#### MATERIAL TO PROCESS
- Opening Delimiter -
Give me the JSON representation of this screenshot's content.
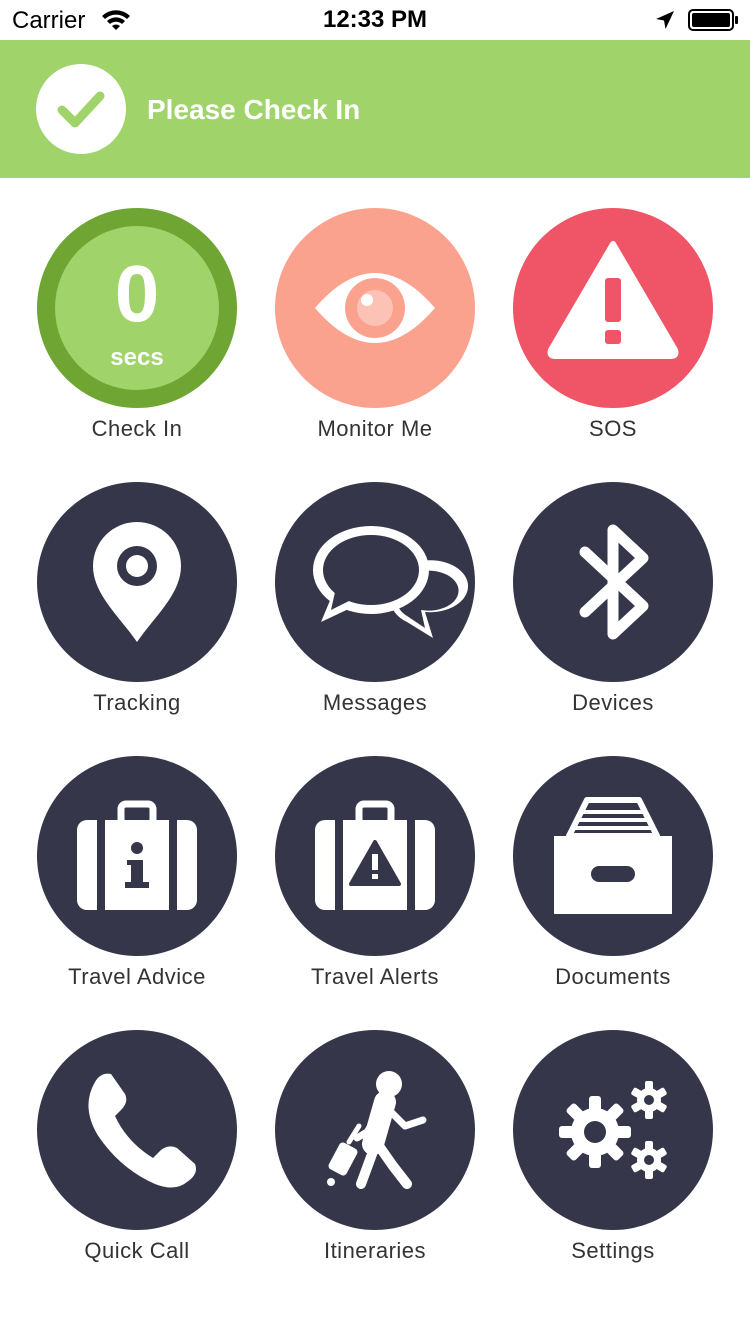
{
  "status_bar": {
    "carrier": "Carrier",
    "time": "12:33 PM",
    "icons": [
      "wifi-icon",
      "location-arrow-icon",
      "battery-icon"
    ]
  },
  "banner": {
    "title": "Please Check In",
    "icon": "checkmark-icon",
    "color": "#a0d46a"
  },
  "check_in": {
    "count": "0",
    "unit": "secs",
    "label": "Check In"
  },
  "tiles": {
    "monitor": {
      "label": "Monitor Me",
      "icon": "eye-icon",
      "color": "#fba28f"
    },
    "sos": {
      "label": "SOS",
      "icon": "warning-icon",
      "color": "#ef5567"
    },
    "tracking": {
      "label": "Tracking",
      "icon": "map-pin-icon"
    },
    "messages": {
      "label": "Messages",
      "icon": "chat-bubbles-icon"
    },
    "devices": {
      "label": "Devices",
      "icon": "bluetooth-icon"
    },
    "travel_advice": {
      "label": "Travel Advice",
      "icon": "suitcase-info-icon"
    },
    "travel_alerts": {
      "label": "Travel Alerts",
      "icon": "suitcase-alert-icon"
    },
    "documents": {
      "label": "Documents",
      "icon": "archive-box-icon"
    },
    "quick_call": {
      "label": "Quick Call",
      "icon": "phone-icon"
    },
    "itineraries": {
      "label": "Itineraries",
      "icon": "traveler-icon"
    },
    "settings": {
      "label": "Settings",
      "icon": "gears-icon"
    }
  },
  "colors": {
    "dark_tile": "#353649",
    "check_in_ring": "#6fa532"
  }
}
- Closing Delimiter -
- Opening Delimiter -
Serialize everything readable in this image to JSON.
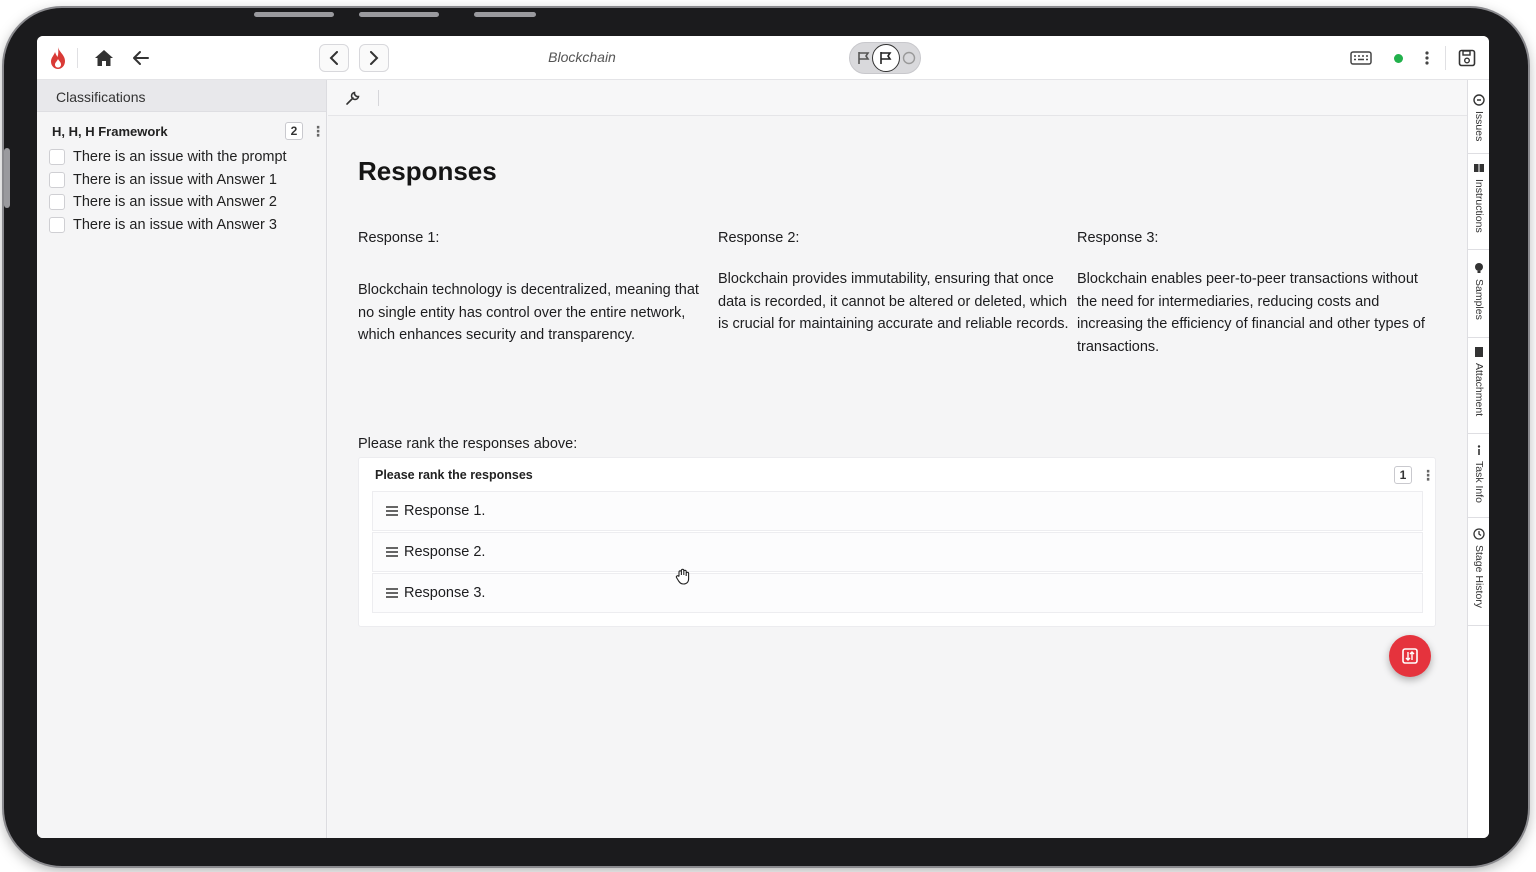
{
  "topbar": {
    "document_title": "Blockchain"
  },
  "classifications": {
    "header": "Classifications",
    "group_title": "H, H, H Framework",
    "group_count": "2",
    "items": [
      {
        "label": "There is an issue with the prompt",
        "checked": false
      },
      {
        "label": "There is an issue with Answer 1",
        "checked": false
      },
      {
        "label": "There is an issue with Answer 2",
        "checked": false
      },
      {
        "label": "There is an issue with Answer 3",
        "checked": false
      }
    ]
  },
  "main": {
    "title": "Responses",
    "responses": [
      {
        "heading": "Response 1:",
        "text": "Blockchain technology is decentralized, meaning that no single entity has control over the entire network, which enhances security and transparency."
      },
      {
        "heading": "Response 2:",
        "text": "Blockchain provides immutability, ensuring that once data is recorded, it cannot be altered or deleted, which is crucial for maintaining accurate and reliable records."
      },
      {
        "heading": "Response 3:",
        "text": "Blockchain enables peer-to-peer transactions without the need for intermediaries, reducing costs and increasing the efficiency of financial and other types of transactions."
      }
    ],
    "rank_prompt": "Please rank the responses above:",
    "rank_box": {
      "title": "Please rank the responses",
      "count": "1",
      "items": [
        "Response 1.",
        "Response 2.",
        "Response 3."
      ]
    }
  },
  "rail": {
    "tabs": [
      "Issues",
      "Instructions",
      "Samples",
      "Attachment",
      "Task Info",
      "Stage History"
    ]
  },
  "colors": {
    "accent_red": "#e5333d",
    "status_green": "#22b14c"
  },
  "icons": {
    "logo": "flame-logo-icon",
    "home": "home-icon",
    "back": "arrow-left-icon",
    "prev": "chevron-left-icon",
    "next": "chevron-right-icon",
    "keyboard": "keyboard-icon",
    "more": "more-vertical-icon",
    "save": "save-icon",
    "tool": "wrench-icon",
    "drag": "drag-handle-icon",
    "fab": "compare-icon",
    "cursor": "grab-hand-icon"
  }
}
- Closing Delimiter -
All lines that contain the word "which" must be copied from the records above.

#### TASK RESULT
        "text": "Blockchain technology is decentralized, meaning that no single entity has control over the entire network, which enhances security and transparency."
        "text": "Blockchain provides immutability, ensuring that once data is recorded, it cannot be altered or deleted, which is crucial for maintaining accurate and reliable records."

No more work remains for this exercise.